- Problem statement: Among the entries, which lines carry the string "ENGINEERING"? Copy every one.

*** Information Section Begins ***

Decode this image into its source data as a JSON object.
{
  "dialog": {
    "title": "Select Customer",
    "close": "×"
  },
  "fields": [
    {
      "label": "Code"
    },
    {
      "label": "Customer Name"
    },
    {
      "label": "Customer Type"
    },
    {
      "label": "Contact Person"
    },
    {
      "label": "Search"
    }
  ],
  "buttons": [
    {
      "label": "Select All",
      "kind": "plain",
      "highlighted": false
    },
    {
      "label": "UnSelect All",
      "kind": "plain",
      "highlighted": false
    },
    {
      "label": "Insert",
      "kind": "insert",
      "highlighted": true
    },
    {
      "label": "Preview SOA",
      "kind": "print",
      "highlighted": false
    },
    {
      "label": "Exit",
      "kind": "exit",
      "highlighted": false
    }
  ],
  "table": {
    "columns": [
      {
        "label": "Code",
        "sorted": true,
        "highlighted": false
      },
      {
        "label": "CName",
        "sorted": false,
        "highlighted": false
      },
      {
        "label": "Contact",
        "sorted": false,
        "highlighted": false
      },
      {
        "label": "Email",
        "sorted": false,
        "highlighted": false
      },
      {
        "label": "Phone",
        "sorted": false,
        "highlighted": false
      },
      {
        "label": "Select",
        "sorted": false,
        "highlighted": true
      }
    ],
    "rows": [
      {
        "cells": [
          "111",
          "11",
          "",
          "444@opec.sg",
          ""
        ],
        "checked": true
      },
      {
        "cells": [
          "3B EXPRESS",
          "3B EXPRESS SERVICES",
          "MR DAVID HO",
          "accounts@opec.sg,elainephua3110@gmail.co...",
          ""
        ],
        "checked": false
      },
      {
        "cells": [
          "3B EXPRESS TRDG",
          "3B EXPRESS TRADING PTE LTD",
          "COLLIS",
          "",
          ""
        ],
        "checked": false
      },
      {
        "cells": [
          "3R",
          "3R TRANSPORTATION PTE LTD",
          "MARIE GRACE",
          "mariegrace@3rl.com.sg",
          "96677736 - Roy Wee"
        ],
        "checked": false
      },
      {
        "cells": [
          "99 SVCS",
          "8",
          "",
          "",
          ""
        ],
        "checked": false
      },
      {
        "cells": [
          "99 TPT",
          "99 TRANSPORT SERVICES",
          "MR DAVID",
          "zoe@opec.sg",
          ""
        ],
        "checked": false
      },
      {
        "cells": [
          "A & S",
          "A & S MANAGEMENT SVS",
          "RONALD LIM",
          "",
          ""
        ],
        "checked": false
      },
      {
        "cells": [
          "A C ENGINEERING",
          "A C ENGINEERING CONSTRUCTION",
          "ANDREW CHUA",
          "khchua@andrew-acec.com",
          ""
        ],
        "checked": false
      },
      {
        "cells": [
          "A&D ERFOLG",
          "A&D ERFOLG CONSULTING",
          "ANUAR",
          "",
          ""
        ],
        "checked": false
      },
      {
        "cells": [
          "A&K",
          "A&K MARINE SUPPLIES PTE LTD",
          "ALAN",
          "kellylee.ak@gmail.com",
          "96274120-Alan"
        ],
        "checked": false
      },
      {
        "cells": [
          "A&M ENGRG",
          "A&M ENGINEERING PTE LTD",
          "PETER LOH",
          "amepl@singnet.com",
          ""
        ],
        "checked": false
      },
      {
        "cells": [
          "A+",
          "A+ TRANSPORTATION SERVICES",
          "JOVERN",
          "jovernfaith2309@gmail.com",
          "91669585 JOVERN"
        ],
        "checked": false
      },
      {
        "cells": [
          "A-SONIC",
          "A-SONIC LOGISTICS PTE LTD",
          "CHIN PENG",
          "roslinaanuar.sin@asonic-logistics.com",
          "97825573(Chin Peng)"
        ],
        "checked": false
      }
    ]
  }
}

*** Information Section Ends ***
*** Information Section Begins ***

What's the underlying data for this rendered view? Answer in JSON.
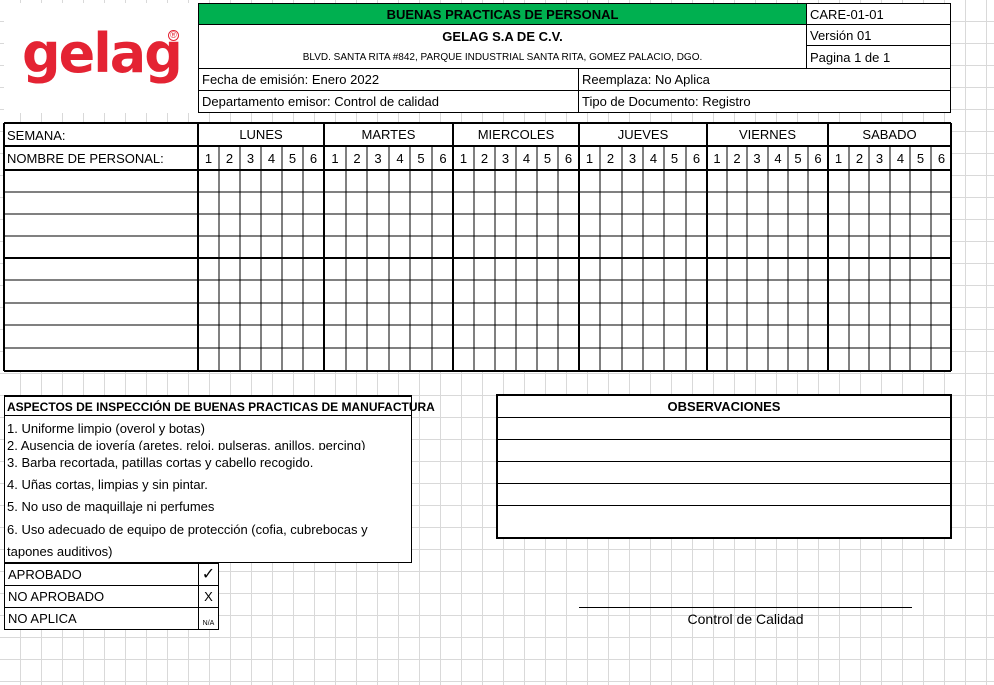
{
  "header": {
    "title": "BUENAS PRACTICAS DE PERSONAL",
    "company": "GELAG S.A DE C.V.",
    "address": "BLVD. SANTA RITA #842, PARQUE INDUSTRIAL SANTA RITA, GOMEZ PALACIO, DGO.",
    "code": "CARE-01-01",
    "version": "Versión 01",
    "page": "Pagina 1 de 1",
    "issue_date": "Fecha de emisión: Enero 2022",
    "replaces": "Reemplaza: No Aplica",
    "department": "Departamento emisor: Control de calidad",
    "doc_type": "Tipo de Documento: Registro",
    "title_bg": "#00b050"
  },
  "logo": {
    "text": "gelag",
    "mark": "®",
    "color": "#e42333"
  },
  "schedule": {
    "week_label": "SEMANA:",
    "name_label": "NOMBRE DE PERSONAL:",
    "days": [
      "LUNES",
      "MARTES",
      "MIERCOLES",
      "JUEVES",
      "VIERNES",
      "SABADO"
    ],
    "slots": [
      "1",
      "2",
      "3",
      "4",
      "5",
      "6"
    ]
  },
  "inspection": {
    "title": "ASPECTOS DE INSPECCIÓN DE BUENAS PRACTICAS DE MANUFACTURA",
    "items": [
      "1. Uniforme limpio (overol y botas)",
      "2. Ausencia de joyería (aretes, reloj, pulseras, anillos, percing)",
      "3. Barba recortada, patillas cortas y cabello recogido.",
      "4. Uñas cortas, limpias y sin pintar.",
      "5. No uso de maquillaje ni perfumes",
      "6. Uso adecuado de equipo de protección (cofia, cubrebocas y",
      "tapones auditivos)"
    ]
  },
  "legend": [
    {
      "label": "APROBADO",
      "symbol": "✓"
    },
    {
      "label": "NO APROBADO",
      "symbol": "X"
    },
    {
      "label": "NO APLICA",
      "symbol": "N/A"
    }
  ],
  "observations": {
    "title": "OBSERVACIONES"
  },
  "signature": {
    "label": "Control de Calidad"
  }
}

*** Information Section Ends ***

- Task solution:
          "A C ENGINEERING",
          "A C ENGINEERING CONSTRUCTION",
          "A&M ENGINEERING PTE LTD",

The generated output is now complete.